Moonah Arts Centre (MAC) is scheduled to reopen on Friday 21 August with 3 new exhibitions by local artists. The centre closed its doors to the public in March because of COVID-19 and has remained shuttered since. “It’s been a really challenging time for artists,” says MAC’s visual arts program officer Rebecca Holmes. “Artists who were travelling from […]
Moonah Arts Centre (MAC) is scheduled to reopen on Friday 21 August with 3 new exhibitions by local artists. The centre closed its doors to the public in March because of COVID-19 and has remained shuttered since.
“It’s been a really challenging time for artists,” says MAC’s visual arts program officer Rebecca Holmes.
“Artists who were travelling from interstate to be involved with MAC’s program have been unable to travel, and many artists haven’t been able to access their studios or collaborate with other creatives and have had to put projects on the back burner.”
“At MAC, we’ve been trying to support our artists by creating opportunities for them to show exhibitions, or parts of their exhibitions, online. This is something that we will continue to do as we look to reopening our exhibition spaces as it has created some exciting opportunities.”
Catherine D’Orazio is also showing her work in this round of exhibitions. She makes her abstract watercolour paintings by layering colours over and over, in a ritualistic, contemplative process. The exhibition offers a visual representation of the many ups and downs by pushing process to its limits. In addition to her exhibition, Catherine has created a video showing her process. The video is a quiet invitation to meditate on the nuances of emotion and painting.
Toby Juliff is one of the artists in the exhibitions opening on 21 August at MAC. He has collaborated with the Tasmanian Aboriginal Centre and the Tasmania Fire Service to create an artwork examining an impending climate catastrophe. In addition to his exhibition, Toby has created a series of podcasts where he interviews artist, faith leaders, and experts in hazard reduction burning. The podcasts will be available online during the exhibition.
The third exhibition is by artist Nadia Refaei. Nadia uses family photographs and other records to explore the idea of ‘homeland’ in the context of the Syrian conflict. Using processes of destruction and reconstruction, the artist’s family records are reinterpreted into new forms. Nadia will also have a dual language video resource to accompany her exhibition, which will be available online.

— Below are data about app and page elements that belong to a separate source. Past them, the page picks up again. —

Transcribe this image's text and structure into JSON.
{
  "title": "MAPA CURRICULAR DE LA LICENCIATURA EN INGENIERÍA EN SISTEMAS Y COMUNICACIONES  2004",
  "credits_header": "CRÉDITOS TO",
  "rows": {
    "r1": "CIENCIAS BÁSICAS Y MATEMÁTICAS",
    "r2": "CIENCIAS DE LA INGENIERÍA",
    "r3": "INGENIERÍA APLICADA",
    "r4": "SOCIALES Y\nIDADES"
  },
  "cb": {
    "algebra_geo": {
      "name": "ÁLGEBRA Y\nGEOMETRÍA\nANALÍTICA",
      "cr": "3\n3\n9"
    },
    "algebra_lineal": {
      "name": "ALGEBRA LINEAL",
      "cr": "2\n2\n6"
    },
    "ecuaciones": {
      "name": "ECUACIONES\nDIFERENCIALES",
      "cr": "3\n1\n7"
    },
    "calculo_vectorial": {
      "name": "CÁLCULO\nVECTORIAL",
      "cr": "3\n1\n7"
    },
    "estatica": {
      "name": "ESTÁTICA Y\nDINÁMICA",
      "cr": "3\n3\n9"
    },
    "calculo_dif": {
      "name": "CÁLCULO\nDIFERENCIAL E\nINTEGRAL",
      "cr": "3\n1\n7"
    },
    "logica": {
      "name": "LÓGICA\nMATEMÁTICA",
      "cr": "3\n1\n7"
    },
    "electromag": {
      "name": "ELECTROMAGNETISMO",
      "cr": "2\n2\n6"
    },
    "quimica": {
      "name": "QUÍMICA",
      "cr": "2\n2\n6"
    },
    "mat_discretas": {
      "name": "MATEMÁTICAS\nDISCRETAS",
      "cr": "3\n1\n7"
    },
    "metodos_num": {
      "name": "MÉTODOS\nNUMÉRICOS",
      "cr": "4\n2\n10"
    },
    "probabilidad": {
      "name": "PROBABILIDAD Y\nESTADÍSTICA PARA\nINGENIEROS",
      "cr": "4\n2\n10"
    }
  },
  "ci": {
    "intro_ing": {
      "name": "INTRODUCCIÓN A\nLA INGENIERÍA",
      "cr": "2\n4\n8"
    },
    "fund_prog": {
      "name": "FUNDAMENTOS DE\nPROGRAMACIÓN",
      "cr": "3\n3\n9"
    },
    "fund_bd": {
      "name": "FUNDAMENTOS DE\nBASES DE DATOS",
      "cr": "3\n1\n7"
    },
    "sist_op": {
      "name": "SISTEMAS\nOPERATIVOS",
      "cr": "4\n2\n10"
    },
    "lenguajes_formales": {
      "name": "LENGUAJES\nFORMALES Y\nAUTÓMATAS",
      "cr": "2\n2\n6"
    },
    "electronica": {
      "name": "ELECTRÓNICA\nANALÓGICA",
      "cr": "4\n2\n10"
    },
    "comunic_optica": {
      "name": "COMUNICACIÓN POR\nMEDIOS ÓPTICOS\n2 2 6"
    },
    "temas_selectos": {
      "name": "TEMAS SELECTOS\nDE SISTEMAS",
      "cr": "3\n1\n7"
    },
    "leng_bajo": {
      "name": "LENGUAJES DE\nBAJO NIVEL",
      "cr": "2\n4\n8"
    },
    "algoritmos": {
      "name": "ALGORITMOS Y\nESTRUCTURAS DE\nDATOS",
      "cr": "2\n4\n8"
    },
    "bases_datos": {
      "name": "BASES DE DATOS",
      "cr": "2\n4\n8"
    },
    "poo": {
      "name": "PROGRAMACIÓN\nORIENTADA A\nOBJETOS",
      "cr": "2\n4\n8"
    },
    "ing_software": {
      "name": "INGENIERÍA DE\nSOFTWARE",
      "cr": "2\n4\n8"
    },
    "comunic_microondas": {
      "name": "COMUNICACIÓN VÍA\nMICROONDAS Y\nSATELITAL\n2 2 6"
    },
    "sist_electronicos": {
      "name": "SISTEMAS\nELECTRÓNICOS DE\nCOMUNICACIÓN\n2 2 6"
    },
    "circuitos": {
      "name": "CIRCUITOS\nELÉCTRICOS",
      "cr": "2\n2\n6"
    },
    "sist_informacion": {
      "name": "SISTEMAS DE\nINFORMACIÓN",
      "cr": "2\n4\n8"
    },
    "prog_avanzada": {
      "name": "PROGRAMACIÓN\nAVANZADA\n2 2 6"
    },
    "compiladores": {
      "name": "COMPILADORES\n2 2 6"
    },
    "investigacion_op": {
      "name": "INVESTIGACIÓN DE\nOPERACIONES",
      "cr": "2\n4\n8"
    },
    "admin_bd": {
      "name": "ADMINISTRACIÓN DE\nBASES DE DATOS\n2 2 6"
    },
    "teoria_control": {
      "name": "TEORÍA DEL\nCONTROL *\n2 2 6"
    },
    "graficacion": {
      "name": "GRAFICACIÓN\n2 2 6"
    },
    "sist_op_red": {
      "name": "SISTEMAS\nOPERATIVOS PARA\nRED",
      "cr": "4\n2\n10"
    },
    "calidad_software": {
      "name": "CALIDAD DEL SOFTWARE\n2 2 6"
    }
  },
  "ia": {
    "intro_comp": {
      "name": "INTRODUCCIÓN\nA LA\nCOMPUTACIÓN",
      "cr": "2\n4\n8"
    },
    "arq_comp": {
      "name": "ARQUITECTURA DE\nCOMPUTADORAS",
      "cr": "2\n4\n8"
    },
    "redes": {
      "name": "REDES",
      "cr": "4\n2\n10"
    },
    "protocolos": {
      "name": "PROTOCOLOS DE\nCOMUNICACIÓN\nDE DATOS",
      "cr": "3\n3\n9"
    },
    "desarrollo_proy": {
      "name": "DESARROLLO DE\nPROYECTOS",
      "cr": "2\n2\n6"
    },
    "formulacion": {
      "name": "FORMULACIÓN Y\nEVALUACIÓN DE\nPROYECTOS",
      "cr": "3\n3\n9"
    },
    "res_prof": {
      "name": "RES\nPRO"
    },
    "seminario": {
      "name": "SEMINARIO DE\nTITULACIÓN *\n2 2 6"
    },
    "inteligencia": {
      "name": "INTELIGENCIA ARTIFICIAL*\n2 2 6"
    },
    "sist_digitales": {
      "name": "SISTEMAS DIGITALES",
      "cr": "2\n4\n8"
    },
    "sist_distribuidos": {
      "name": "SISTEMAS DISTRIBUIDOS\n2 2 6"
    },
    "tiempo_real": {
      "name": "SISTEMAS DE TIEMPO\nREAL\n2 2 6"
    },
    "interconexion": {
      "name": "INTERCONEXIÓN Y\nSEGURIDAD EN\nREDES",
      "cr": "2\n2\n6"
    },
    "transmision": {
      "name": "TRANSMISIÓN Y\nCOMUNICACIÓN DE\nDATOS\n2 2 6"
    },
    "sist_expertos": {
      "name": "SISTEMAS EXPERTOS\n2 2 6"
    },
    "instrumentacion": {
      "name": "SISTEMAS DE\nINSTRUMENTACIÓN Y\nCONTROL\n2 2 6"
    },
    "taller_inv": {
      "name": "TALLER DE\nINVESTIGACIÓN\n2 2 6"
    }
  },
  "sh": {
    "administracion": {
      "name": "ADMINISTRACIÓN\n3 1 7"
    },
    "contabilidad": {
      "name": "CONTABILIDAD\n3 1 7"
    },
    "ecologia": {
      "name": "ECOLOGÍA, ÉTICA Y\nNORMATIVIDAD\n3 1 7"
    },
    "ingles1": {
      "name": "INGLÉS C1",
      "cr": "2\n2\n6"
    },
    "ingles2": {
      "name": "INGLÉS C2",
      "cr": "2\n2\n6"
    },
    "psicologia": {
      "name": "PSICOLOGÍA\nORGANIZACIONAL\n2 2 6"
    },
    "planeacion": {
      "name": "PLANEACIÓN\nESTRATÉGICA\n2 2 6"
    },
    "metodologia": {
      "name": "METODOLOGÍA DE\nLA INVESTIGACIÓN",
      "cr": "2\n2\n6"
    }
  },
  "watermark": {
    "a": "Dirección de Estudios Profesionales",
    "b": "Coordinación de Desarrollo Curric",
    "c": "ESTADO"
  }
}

“We’re so excited to invite people back to MAC to see these great exhibitions in person,” says Holmes.
All three exhibitions will be open to the public from Friday 21 August at Moonah Arts Centre. The exhibition spaces will be open Monday to Friday 10am – 5pm and Saturday 11am – 3pm. The exhibitions run until 12 September.

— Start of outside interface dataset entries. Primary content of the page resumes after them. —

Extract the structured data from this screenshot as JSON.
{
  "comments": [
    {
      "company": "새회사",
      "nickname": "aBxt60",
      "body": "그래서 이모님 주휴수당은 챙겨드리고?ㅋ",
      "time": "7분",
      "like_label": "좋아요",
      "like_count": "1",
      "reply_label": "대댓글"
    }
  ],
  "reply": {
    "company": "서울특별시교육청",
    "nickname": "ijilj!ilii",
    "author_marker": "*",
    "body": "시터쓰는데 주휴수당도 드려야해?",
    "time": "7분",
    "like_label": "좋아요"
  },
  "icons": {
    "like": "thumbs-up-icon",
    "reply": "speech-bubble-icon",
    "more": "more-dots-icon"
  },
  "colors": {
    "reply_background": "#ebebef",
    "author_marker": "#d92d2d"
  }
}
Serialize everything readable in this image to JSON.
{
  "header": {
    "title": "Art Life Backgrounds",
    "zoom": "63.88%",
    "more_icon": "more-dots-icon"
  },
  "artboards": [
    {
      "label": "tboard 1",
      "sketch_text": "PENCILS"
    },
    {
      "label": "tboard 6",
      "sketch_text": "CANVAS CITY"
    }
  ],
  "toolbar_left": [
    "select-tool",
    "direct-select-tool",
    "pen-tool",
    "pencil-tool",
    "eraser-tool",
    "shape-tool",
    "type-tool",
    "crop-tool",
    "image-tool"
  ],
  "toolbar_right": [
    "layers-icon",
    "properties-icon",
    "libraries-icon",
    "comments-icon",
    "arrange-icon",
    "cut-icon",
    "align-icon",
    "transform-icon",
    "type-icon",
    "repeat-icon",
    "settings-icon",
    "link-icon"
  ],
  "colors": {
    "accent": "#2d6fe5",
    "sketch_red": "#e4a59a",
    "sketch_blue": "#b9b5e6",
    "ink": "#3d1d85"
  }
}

Source: Tasmanian Times https://tasmaniantimes.com/2020/08/moonah-arts-centre-reopening/#utm_source=rss&utm_medium=rss&utm_campaign=moonah-arts-centre-reopening